START Input material

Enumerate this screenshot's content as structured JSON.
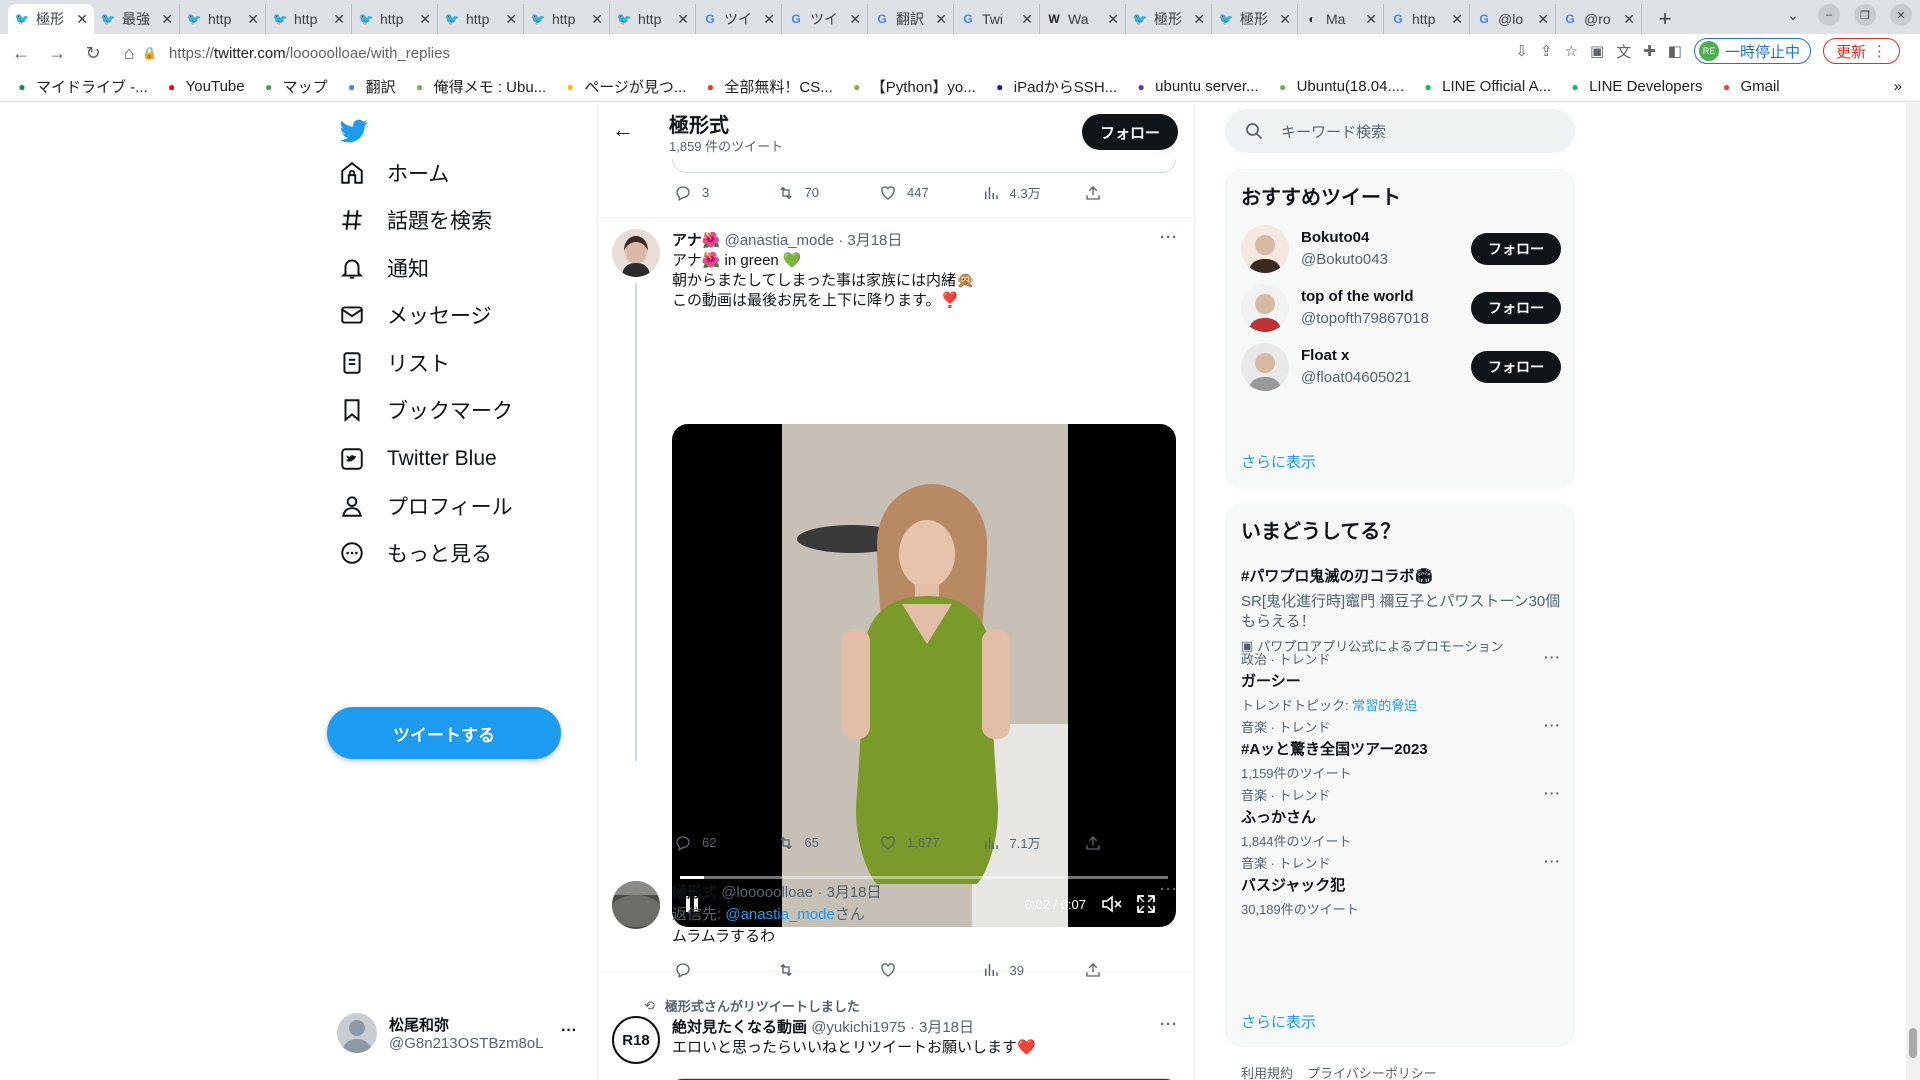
{
  "browser": {
    "tabs": [
      {
        "title": "極形",
        "icon": "twitter-icon",
        "active": true
      },
      {
        "title": "最強",
        "icon": "twitter-icon"
      },
      {
        "title": "http",
        "icon": "twitter-icon"
      },
      {
        "title": "http",
        "icon": "twitter-icon"
      },
      {
        "title": "http",
        "icon": "twitter-icon"
      },
      {
        "title": "http",
        "icon": "twitter-icon"
      },
      {
        "title": "http",
        "icon": "twitter-icon"
      },
      {
        "title": "http",
        "icon": "twitter-icon"
      },
      {
        "title": "ツイ",
        "icon": "google-icon"
      },
      {
        "title": "ツイ",
        "icon": "google-icon"
      },
      {
        "title": "翻訳",
        "icon": "google-icon"
      },
      {
        "title": "Twi",
        "icon": "google-icon"
      },
      {
        "title": "Wa",
        "icon": "wayback-icon"
      },
      {
        "title": "極形",
        "icon": "twitter-icon"
      },
      {
        "title": "極形",
        "icon": "twitter-icon"
      },
      {
        "title": "Ma",
        "icon": "github-icon"
      },
      {
        "title": "http",
        "icon": "google-icon"
      },
      {
        "title": "@lo",
        "icon": "google-icon"
      },
      {
        "title": "@ro",
        "icon": "google-icon"
      }
    ],
    "url_prefix": "https://",
    "url_host": "twitter.com",
    "url_path": "/looooolloae/with_replies",
    "pause_label": "一時停止中",
    "pause_avatar": "RE",
    "update_label": "更新",
    "bookmarks": [
      {
        "label": "マイドライブ -...",
        "icon": "drive-icon",
        "color": "#1e8e3e"
      },
      {
        "label": "YouTube",
        "icon": "youtube-icon",
        "color": "#ff0000"
      },
      {
        "label": "マップ",
        "icon": "maps-icon",
        "color": "#34a853"
      },
      {
        "label": "翻訳",
        "icon": "translate-icon",
        "color": "#4285f4"
      },
      {
        "label": "俺得メモ : Ubu...",
        "icon": "circle-icon",
        "color": "#7cb342"
      },
      {
        "label": "ページが見つ...",
        "icon": "drive-icon",
        "color": "#fbbc04"
      },
      {
        "label": "全部無料！CS...",
        "icon": "circle-icon",
        "color": "#e53935"
      },
      {
        "label": "【Python】yo...",
        "icon": "circle-icon",
        "color": "#7cb342"
      },
      {
        "label": "iPadからSSH...",
        "icon": "p-icon",
        "color": "#1a237e"
      },
      {
        "label": "ubuntu server...",
        "icon": "circle-icon",
        "color": "#5e35b1"
      },
      {
        "label": "Ubuntu(18.04....",
        "icon": "circle-icon",
        "color": "#7cb342"
      },
      {
        "label": "LINE Official A...",
        "icon": "line-icon",
        "color": "#06c755"
      },
      {
        "label": "LINE Developers",
        "icon": "line-icon",
        "color": "#06c755"
      },
      {
        "label": "Gmail",
        "icon": "google-icon",
        "color": "#ea4335"
      }
    ]
  },
  "nav": {
    "items": [
      {
        "label": "ホーム",
        "icon": "home-icon"
      },
      {
        "label": "話題を検索",
        "icon": "hashtag-icon"
      },
      {
        "label": "通知",
        "icon": "bell-icon"
      },
      {
        "label": "メッセージ",
        "icon": "mail-icon"
      },
      {
        "label": "リスト",
        "icon": "list-icon"
      },
      {
        "label": "ブックマーク",
        "icon": "bookmark-icon"
      },
      {
        "label": "Twitter Blue",
        "icon": "twitter-blue-icon"
      },
      {
        "label": "プロフィール",
        "icon": "profile-icon"
      },
      {
        "label": "もっと見る",
        "icon": "more-circle-icon"
      }
    ],
    "tweet_button": "ツイートする",
    "account_name": "松尾和弥",
    "account_handle": "@G8n213OSTBzm8oL"
  },
  "header": {
    "title": "極形式",
    "tweet_count": "1,859 件のツイート",
    "follow": "フォロー"
  },
  "tweets": {
    "prev_stats": {
      "replies": "3",
      "retweets": "70",
      "likes": "447",
      "views": "4.3万"
    },
    "t1": {
      "name": "アナ🌺",
      "handle": "@anastia_mode",
      "date": "· 3月18日",
      "line1": "アナ🌺 in green 💚",
      "line2": "朝からまたしてしまった事は家族には内緒🙊",
      "line3": "この動画は最後お尻を上下に降ります。❣️",
      "video_time": "0:02 / 0:07",
      "video_progress": 0.05,
      "stats": {
        "replies": "62",
        "retweets": "65",
        "likes": "1,677",
        "views": "7.1万"
      }
    },
    "t2": {
      "name": "極形式",
      "handle": "@looooolloae",
      "date": "· 3月18日",
      "reply_prefix": "返信先: ",
      "reply_to": "@anastia_mode",
      "reply_suffix": "さん",
      "text": "ムラムラするわ",
      "stats": {
        "views": "39"
      }
    },
    "t3": {
      "retweeted_by": "極形式さんがリツイートしました",
      "name": "絶対見たくなる動画",
      "handle": "@yukichi1975",
      "date": "· 3月18日",
      "text": "エロいと思ったらいいねとリツイートお願いします❤️",
      "avatar_text": "R18"
    }
  },
  "right": {
    "search_placeholder": "キーワード検索",
    "rec_title": "おすすめツイート",
    "recs": [
      {
        "name": "Bokuto04",
        "handle": "@Bokuto043",
        "follow": "フォロー"
      },
      {
        "name": "top of the world",
        "handle": "@topofth79867018",
        "follow": "フォロー"
      },
      {
        "name": "Float x",
        "handle": "@float04605021",
        "follow": "フォロー"
      }
    ],
    "show_more": "さらに表示",
    "trends_title": "いまどうしてる？",
    "promo": {
      "title": "#パワプロ鬼滅の刃コラボ🏟",
      "desc": "SR[鬼化進行時]竈門 禰豆子とパワストーン30個もらえる！",
      "by": "パワプロアプリ公式によるプロモーション"
    },
    "trends": [
      {
        "cat": "政治 · トレンド",
        "title": "ガーシー",
        "count_prefix": "トレンドトピック: ",
        "count_link": "常習的脅迫"
      },
      {
        "cat": "音楽 · トレンド",
        "title": "#Aッと驚き全国ツアー2023",
        "count": "1,159件のツイート"
      },
      {
        "cat": "音楽 · トレンド",
        "title": "ふっかさん",
        "count": "1,844件のツイート"
      },
      {
        "cat": "音楽 · トレンド",
        "title": "バスジャック犯",
        "count": "30,189件のツイート"
      }
    ],
    "footer": [
      "利用規約",
      "プライバシーポリシー"
    ]
  }
}
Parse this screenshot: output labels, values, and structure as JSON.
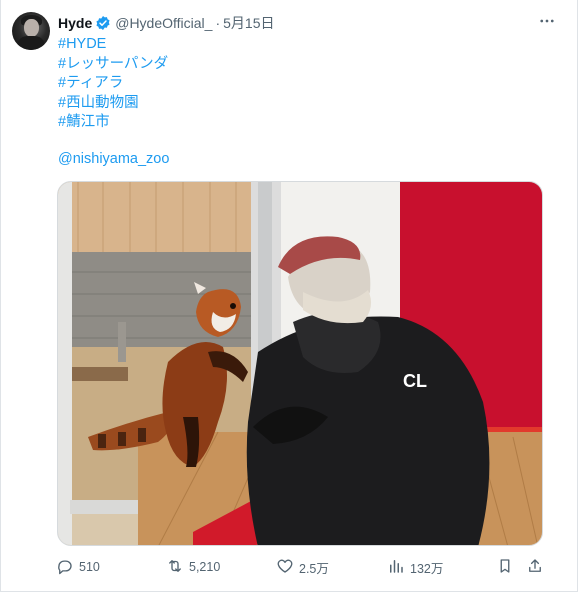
{
  "tweet": {
    "author": {
      "display_name": "Hyde",
      "handle": "@HydeOfficial_",
      "verified": true,
      "avatar_icon": "avatar"
    },
    "separator": "·",
    "date": "5月15日",
    "hashtags": [
      "#HYDE",
      "#レッサーパンダ",
      "#ティアラ",
      "#西山動物園",
      "#鯖江市"
    ],
    "mention": "@nishiyama_zoo",
    "photo_icon": "photo-red-panda-and-person",
    "actions": {
      "reply": {
        "count": "510",
        "icon": "reply-icon"
      },
      "retweet": {
        "count": "5,210",
        "icon": "retweet-icon"
      },
      "like": {
        "count": "2.5万",
        "icon": "heart-icon"
      },
      "views": {
        "count": "132万",
        "icon": "views-icon"
      },
      "bookmark": {
        "icon": "bookmark-icon"
      },
      "share": {
        "icon": "share-icon"
      }
    }
  },
  "colors": {
    "link": "#1d9bf0",
    "verified": "#1d9bf0",
    "muted": "#536471",
    "text": "#0f1419"
  }
}
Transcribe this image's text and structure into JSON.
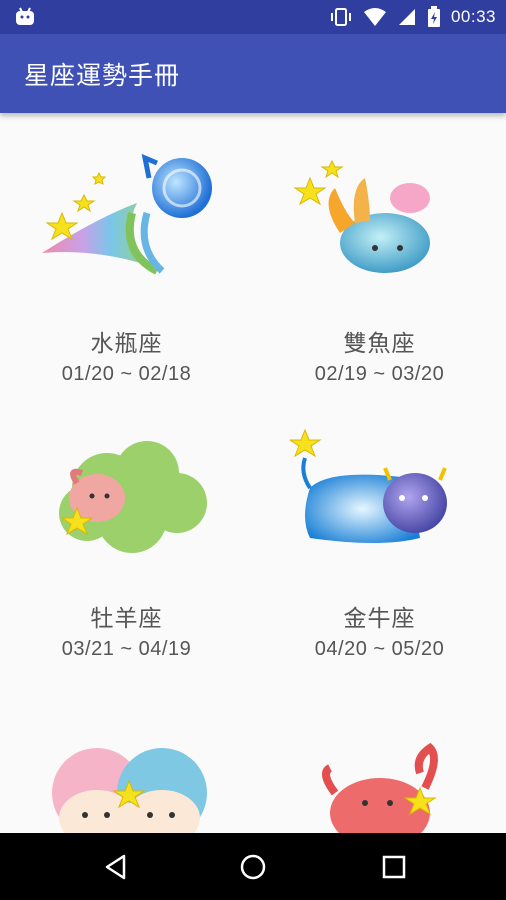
{
  "status_bar": {
    "time": "00:33",
    "icons": [
      "android-icon",
      "vibrate-icon",
      "wifi-icon",
      "signal-icon",
      "battery-icon"
    ]
  },
  "app_bar": {
    "title": "星座運勢手冊"
  },
  "signs": [
    {
      "name": "水瓶座",
      "dates": "01/20 ~ 02/18",
      "icon": "aquarius-icon"
    },
    {
      "name": "雙魚座",
      "dates": "02/19 ~ 03/20",
      "icon": "pisces-icon"
    },
    {
      "name": "牡羊座",
      "dates": "03/21 ~ 04/19",
      "icon": "aries-icon"
    },
    {
      "name": "金牛座",
      "dates": "04/20 ~ 05/20",
      "icon": "taurus-icon"
    },
    {
      "name": "",
      "dates": "",
      "icon": "gemini-icon"
    },
    {
      "name": "",
      "dates": "",
      "icon": "cancer-icon"
    }
  ],
  "nav_bar": {
    "buttons": [
      "back-icon",
      "home-icon",
      "recents-icon"
    ]
  },
  "colors": {
    "status_bar": "#303f9f",
    "app_bar": "#3f51b5",
    "background": "#fafafa",
    "nav_bar": "#000000"
  }
}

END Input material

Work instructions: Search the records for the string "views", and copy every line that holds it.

Result of this exercise:
      "views": "4.3万"
        "views": "7.1万"
        "views": "39"
      "views": {
        "icon": "views-icon"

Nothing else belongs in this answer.